(Recorded data)

⟨

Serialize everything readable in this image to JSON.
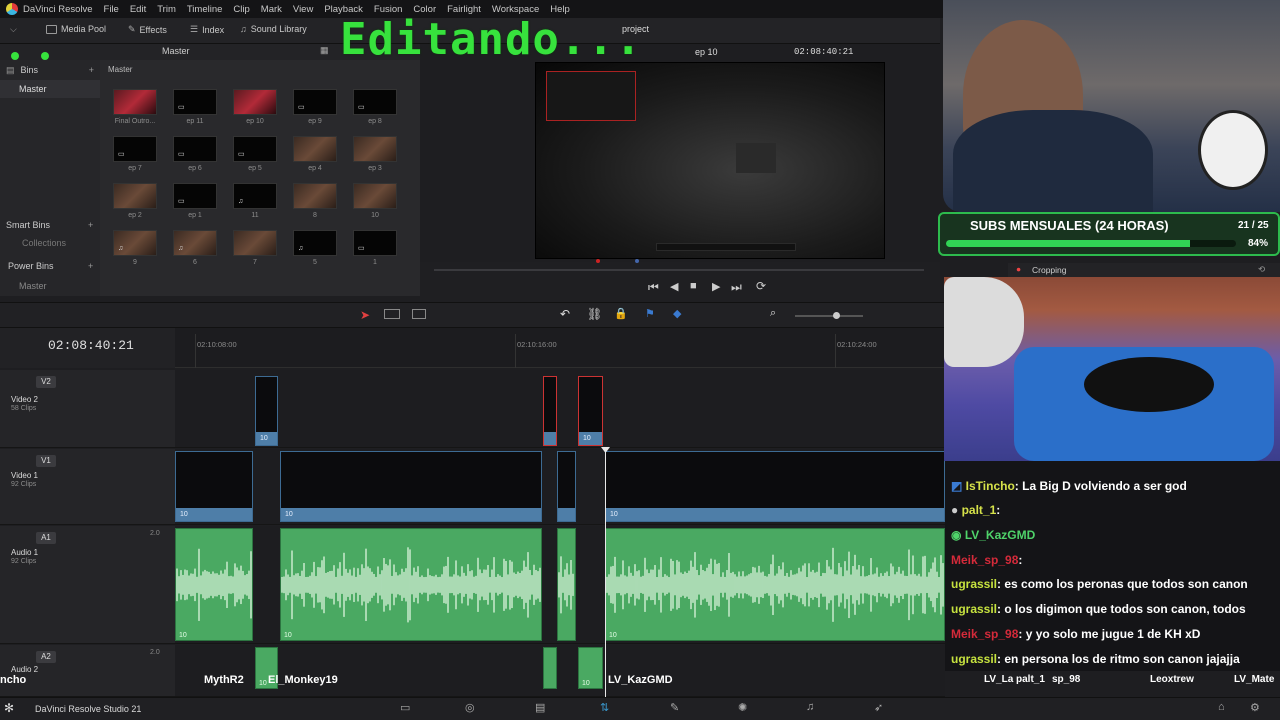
{
  "app": {
    "name": "DaVinci Resolve",
    "menu": [
      "File",
      "Edit",
      "Trim",
      "Timeline",
      "Clip",
      "Mark",
      "View",
      "Playback",
      "Fusion",
      "Color",
      "Fairlight",
      "Workspace",
      "Help"
    ],
    "project_title": "project"
  },
  "overlay": {
    "title": "Editando..."
  },
  "toolbar": {
    "media_pool": "Media Pool",
    "effects": "Effects",
    "index": "Index",
    "sound_library": "Sound Library",
    "timeline_name": "ep 10",
    "viewer_timecode": "02:08:40:21"
  },
  "bins": {
    "header": "Bins",
    "master": "Master",
    "smart_bins": "Smart Bins",
    "collections": "Collections",
    "power_bins": "Power Bins",
    "power_master": "Master"
  },
  "pool": {
    "header": "Master",
    "breadcrumb": "Master",
    "clips": [
      "Final Outro...",
      "ep 11",
      "ep 10",
      "ep 9",
      "ep 8",
      "ep 7",
      "ep 6",
      "ep 5",
      "ep 4",
      "ep 3",
      "ep 2",
      "ep 1",
      "11",
      "8",
      "10",
      "9",
      "6",
      "7",
      "5",
      "1"
    ]
  },
  "timeline": {
    "timecode": "02:08:40:21",
    "ruler_marks": [
      "02:10:08:00",
      "02:10:16:00",
      "02:10:24:00"
    ],
    "tracks": {
      "v2": {
        "badge": "V2",
        "name": "Video 2",
        "sub": "58 Clips"
      },
      "v1": {
        "badge": "V1",
        "name": "Video 1",
        "sub": "92 Clips"
      },
      "a1": {
        "badge": "A1",
        "name": "Audio 1",
        "sub": "92 Clips",
        "level": "2.0"
      },
      "a2": {
        "badge": "A2",
        "name": "Audio 2",
        "level": "2.0"
      }
    },
    "clip_label": "10"
  },
  "stream": {
    "subs_title": "SUBS MENSUALES (24 HORAS)",
    "subs_count": "21 / 25",
    "subs_percent": "84%",
    "subs_progress": 0.84,
    "cropping_label": "Cropping"
  },
  "chat": [
    {
      "user": "IsTincho",
      "msg": ": La Big D volviendo a ser god",
      "color": "#d6e24a"
    },
    {
      "user": "palt_1",
      "msg": ":",
      "color": "#d6e24a"
    },
    {
      "user": "LV_KazGMD",
      "msg": "",
      "color": "#4fd36a"
    },
    {
      "user": "Meik_sp_98",
      "msg": ":",
      "color": "#d52a3a"
    },
    {
      "user": "ugrassil",
      "msg": ": es como los peronas que todos son canon",
      "color": "#c6e23f"
    },
    {
      "user": "ugrassil",
      "msg": ": o los digimon que todos son canon, todos",
      "color": "#c6e23f"
    },
    {
      "user": "Meik_sp_98",
      "msg": ": y yo solo me jugue 1 de KH xD",
      "color": "#d52a3a"
    },
    {
      "user": "ugrassil",
      "msg": ": en persona los de ritmo son canon jajajja",
      "color": "#c6e23f"
    }
  ],
  "viewers": [
    "ncho",
    "MythR2",
    "El_Monkey19",
    "LV_KazGMD",
    "LV_La",
    "palt_1",
    "sp_98",
    "Leoxtrew",
    "LV_Mate"
  ],
  "taskbar": {
    "app_label": "DaVinci Resolve Studio 21"
  }
}
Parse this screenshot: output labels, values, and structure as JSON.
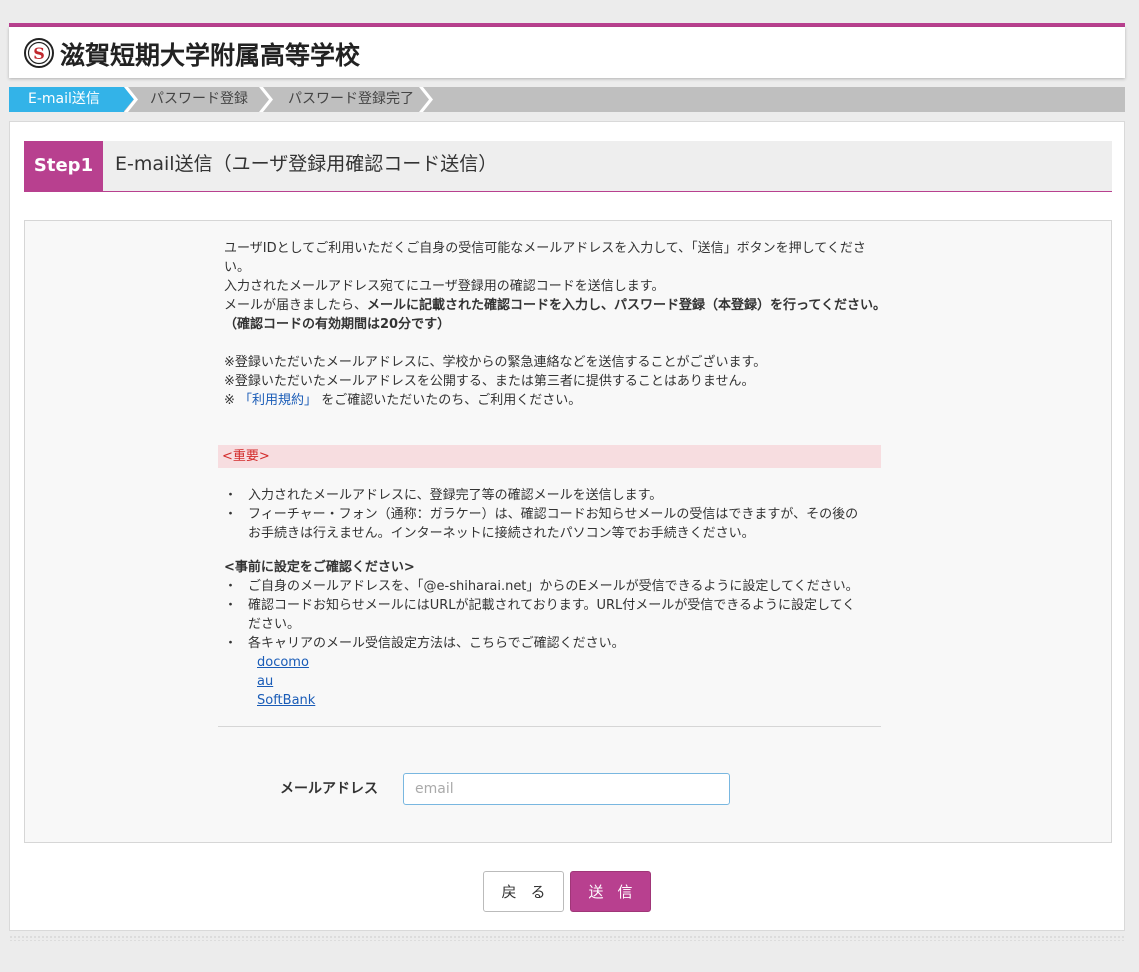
{
  "header": {
    "school_name": "滋賀短期大学附属高等学校",
    "logo_letter": "S",
    "accent_color": "#b8408f"
  },
  "steps": [
    {
      "label": "E-mail送信",
      "active": true
    },
    {
      "label": "パスワード登録",
      "active": false
    },
    {
      "label": "パスワード登録完了",
      "active": false
    }
  ],
  "step_heading": {
    "badge": "Step1",
    "title": "E-mail送信（ユーザ登録用確認コード送信）"
  },
  "intro": {
    "line1": "ユーザIDとしてご利用いただくご自身の受信可能なメールアドレスを入力して、「送信」ボタンを押してくださ",
    "line2": "い。",
    "line3": "入力されたメールアドレス宛てにユーザ登録用の確認コードを送信します。",
    "line4_pre": "メールが届きましたら、",
    "line4_bold": "メールに記載された確認コードを入力し、パスワード登録（本登録）を行ってください。",
    "line5_bold": "（確認コードの有効期間は20分です）"
  },
  "notes": {
    "note1": "※登録いただいたメールアドレスに、学校からの緊急連絡などを送信することがございます。",
    "note2": "※登録いただいたメールアドレスを公開する、または第三者に提供することはありません。",
    "note3_pre": "※",
    "note3_link": "「利用規約」",
    "note3_post": "をご確認いただいたのち、ご利用ください。"
  },
  "important": {
    "label": "<重要>",
    "bullet1": "入力されたメールアドレスに、登録完了等の確認メールを送信します。",
    "bullet2_line1": "フィーチャー・フォン（通称：ガラケー）は、確認コードお知らせメールの受信はできますが、その後の",
    "bullet2_line2": "お手続きは行えません。インターネットに接続されたパソコン等でお手続きください。"
  },
  "presettings": {
    "heading": "<事前に設定をご確認ください>",
    "bullet1": "ご自身のメールアドレスを、「@e-shiharai.net」からのEメールが受信できるように設定してください。",
    "bullet2_line1": "確認コードお知らせメールにはURLが記載されております。URL付メールが受信できるように設定してく",
    "bullet2_line2": "ださい。",
    "bullet3": "各キャリアのメール受信設定方法は、こちらでご確認ください。",
    "carriers": [
      "docomo",
      "au",
      "SoftBank"
    ]
  },
  "form": {
    "email_label": "メールアドレス",
    "email_placeholder": "email",
    "email_value": ""
  },
  "buttons": {
    "back": "戻る",
    "send": "送信"
  }
}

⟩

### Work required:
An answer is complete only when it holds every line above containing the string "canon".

### Expected output:
      "msg": ": es como los peronas que todos son canon",
      "msg": ": o los digimon que todos son canon, todos",
      "msg": ": en persona los de ritmo son canon jajajja",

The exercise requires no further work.